Valley Bounty: Headwater Cider
In toasting a new year that’s hopefully brighter than the one we’re leaving behind, it’s a time to reflect that our region is home to an abundance of artisans making beer, wine, spirits and hard ciders that display flavors as unique and complex as the people and land that formed them. That taste like they’re from somewhere, and tell a story with every sip.
Headwater Cider’s hand-crafted cider checks all those boxes. The heart of this business is a 25-acre orchard with more than 2,000 apple trees perched on a hillside in Hawley. Owner Peter Mitchell has been making and selling hard cider there since 2005, but his journey began a few years before.
“In the late ’90s, I went to the Franklin County CiderDays festival, and I tasted some cider made by Terry Maloney of West County Cider in Colrain. It was absolutely delicious,” Mitchell says. “After learning more and visiting other orchards around western Mass., I decided I really wanted to do this.’”
After some homebrew experimentation, he connected with researchers from UMass to learn more about the trade. “Then this orchard in Hawley came up for sale,” Mitchell recalls. “I went up there in late February, and I kid you not, it was nine below zero and the wind was screaming … and the place just looked gorgeous. I thought, if you don’t do this, you’ll kick yourself forever thinking ‘what if?’”
Before Mitchell took over, the orchard grew only Cortland, Macintosh and Empire apples for wholesale. After new planting and grafting projects, they now have dozens of varieties. The real changing point, Mitchell says: “I put up a cider mill, my wife, who’s a carpenter, built a barn, and it’s been a wild ride ever since.”
Headwater makes “estate” cider, meaning it’s pressed, fermented and bottled on the same farm that grew the apples.

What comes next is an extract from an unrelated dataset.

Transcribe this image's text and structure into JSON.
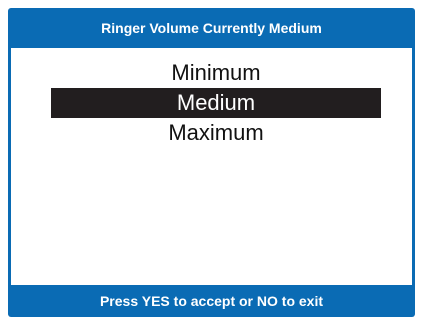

Other cider makers might truck in apples from elsewhere or purchase juice futures from a wholesale orchard before the growing season. Meanwhile, estate cider makers enjoy the freedom — and shoulder the risks — of crafting the best cider from whatever apples their trees yield.
Cider apples can be split into four types: sweets, sharps, bittersweets and bittersharps. Sweets provide the most sugar for fermentation, sharps are acidic, and bitters introduce tannins that add complexity and a drier finish.
“Anyone can make alcohol,” Mitchell says. “All you need is yeast and some sugar. But if you want it to be delicious and really taste like the orchard it came from, you want to get as much flavor from the apples as possible.” To that end, most estate ciders are blends where every apple has a role.
“It’s all about balance,” he shares. “You want little things from each variety.”
The farm still grows mostly Cortland, Macintosh and Empire varieties, which makes a good base juice, Mitchell explains. On top of that, he embellishes: “Golden russets (sweets) have a lot of sugar, they’ll increase your alcohol content. Medaille d’Or (bittersweets) are little brown golf balls, and oh man they taste horrible on their own. But they have so much tannin that’s useful in a blend.”
After pressing the fall harvest, they ferment using a mix of commercial yeasts tailored to complement each juice blend. Before bottling, the cider is clarified to remove yeast and particles that might continue fermenting and cause the flavor to drift. “The more pure the cider is, the longer the shelf life,” Mitchell notes. “Ours lasts four or five years.”
Every vintage is a bit different, and Mitchell is always experimenting. Their one flavored cider (he is a bit of a purist) is “Cassidy,” a dry-hopped cider. “We don’t heat the hops, so they don’t taste bitter. All you get are the floral notes,” he explains. They also used a Harold Grinspoon Foundation grant to buy a bright tank, and recently brewed their first bubbly cider, “Hey 19.” Both are on shelves now.
Headwater’s cider, usually in 750ml bottles, can be found at stores throughout the Valley as noted on their website (headwatercider.com/buy). They also sell kegs for cider on tap at local restaurants.
“There’s a really tight community here, especially among those who grow their own apples,” Mitchell explains, adding: “Spread the love to my friends who grow and make true estate cider.”
Jacob Nelson is communications coordinator at Community Involved in Sustaining Agriculture) To learn where you can find local food and support local businesses this holiday season, visit CISA’s searchable online guide at buylocalfood.org/find-it-locally/.